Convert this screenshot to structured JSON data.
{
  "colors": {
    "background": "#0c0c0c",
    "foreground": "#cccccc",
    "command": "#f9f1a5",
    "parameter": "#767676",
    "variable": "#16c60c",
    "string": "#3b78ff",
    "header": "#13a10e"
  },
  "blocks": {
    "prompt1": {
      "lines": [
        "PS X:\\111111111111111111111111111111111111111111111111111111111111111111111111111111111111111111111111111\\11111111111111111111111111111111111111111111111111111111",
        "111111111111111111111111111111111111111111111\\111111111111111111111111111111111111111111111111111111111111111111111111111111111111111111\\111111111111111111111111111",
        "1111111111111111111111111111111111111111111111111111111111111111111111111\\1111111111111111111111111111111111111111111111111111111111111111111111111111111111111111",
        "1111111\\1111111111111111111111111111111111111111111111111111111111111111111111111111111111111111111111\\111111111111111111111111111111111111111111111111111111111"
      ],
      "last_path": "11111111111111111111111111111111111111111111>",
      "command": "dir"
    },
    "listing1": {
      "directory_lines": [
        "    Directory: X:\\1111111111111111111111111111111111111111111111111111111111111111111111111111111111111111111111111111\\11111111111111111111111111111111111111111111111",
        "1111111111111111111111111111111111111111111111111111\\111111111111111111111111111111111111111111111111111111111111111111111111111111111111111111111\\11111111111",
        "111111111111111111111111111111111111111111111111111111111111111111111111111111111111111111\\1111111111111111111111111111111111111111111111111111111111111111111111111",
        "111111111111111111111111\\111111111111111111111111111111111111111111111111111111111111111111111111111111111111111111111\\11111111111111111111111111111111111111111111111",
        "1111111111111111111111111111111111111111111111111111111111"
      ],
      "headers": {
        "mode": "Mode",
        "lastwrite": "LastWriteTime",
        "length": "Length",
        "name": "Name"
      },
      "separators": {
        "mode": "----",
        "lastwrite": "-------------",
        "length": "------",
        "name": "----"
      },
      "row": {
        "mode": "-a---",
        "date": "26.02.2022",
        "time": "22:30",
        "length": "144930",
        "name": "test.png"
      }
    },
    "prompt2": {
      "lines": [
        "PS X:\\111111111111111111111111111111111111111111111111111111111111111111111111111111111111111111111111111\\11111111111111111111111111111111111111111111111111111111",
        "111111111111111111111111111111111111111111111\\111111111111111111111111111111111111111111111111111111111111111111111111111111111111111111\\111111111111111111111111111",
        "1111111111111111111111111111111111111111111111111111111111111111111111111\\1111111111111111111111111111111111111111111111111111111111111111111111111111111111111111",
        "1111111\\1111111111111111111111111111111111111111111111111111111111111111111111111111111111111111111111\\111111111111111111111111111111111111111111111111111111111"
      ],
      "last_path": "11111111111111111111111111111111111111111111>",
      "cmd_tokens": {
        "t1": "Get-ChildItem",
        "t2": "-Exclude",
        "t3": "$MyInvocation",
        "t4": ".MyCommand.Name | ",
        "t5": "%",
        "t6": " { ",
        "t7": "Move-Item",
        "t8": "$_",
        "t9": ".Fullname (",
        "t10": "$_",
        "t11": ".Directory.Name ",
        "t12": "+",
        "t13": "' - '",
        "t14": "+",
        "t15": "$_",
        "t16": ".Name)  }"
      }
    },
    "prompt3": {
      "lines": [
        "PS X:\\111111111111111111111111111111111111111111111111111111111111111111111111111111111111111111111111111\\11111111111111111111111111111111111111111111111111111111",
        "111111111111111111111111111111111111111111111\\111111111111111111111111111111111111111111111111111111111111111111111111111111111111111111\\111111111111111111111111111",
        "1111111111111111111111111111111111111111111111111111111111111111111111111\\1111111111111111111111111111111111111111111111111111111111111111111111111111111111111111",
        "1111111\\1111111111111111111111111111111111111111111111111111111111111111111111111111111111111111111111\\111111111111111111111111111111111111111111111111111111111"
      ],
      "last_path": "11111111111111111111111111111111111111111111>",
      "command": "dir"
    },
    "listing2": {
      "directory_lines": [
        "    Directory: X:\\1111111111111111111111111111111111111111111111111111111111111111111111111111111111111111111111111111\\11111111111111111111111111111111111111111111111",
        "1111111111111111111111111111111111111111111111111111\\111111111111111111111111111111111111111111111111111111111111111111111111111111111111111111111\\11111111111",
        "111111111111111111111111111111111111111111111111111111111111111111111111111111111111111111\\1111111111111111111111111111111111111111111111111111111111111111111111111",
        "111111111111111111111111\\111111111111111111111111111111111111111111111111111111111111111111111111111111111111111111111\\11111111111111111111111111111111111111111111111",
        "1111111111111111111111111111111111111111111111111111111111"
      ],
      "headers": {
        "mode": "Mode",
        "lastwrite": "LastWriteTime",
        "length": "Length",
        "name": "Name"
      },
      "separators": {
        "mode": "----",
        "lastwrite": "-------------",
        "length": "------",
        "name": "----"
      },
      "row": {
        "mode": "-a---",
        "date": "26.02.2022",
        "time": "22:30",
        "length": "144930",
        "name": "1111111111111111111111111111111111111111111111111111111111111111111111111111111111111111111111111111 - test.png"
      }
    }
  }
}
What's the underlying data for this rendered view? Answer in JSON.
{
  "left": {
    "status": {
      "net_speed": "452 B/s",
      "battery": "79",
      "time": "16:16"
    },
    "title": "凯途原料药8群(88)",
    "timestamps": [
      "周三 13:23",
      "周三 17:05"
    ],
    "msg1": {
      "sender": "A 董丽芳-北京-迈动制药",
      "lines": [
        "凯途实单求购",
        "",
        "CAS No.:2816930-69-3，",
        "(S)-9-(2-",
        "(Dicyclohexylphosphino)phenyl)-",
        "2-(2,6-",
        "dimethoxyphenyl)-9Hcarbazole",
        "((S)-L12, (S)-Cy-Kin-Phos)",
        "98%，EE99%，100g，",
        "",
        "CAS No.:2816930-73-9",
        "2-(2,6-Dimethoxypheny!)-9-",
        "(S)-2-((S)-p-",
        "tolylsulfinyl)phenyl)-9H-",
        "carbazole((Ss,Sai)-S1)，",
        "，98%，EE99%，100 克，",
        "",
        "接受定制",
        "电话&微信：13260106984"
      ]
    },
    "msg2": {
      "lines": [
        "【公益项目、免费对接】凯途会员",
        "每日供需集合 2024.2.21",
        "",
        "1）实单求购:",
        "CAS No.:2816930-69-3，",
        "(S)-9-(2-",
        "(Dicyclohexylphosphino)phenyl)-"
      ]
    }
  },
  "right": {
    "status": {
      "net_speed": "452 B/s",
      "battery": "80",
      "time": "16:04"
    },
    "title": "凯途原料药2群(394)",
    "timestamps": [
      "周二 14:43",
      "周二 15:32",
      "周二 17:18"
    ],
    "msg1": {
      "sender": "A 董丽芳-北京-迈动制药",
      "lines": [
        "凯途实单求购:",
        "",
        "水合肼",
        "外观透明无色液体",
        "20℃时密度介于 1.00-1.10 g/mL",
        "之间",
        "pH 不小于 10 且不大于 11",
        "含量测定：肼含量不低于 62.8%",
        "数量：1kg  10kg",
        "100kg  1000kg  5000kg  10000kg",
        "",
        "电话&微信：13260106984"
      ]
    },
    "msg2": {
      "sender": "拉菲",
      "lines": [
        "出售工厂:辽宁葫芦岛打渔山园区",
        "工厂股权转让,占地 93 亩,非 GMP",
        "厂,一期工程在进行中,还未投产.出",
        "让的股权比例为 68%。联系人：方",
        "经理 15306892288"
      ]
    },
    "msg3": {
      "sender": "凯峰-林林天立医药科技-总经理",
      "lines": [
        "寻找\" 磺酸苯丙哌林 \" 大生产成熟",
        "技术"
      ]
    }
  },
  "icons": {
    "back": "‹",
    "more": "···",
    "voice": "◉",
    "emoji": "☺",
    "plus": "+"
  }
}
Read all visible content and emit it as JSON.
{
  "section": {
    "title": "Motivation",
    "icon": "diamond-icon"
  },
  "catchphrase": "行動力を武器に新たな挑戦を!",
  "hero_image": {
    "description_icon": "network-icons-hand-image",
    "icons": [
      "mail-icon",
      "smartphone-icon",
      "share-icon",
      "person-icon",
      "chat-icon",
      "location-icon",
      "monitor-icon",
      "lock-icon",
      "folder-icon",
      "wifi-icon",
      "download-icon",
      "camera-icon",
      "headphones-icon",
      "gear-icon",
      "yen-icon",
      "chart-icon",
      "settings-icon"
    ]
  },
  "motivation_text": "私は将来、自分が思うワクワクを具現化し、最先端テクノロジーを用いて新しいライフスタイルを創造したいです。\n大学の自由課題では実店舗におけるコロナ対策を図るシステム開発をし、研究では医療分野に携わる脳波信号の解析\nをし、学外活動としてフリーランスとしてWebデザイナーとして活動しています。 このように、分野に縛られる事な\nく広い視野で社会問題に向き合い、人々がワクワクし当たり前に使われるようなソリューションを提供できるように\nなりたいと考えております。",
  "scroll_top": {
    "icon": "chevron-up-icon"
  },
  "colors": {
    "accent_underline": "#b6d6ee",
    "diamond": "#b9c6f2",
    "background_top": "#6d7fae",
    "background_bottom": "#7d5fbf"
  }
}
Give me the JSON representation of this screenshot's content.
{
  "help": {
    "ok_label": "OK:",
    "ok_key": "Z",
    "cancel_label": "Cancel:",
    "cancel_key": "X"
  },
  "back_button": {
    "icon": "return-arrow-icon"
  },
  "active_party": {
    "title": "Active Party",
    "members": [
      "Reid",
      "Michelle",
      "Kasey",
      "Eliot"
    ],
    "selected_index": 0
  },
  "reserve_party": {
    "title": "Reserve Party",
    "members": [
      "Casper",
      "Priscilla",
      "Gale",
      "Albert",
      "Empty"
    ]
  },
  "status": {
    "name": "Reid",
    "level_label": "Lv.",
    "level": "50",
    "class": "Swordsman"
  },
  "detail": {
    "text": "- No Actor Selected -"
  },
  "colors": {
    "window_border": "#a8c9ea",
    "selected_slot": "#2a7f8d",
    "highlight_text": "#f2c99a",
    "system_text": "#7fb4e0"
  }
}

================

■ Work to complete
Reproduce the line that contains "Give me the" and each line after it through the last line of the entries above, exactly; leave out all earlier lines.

■ Answer box
Give me the JSON representation of this screenshot's content.
{
  "help": {
    "ok_label": "OK:",
    "ok_key": "Z",
    "cancel_label": "Cancel:",
    "cancel_key": "X"
  },
  "back_button": {
    "icon": "return-arrow-icon"
  },
  "active_party": {
    "title": "Active Party",
    "members": [
      "Reid",
      "Michelle",
      "Kasey",
      "Eliot"
    ],
    "selected_index": 0
  },
  "reserve_party": {
    "title": "Reserve Party",
    "members": [
      "Casper",
      "Priscilla",
      "Gale",
      "Albert",
      "Empty"
    ]
  },
  "status": {
    "name": "Reid",
    "level_label": "Lv.",
    "level": "50",
    "class": "Swordsman"
  },
  "detail": {
    "text": "- No Actor Selected -"
  },
  "colors": {
    "window_border": "#a8c9ea",
    "selected_slot": "#2a7f8d",
    "highlight_text": "#f2c99a",
    "system_text": "#7fb4e0"
  }
}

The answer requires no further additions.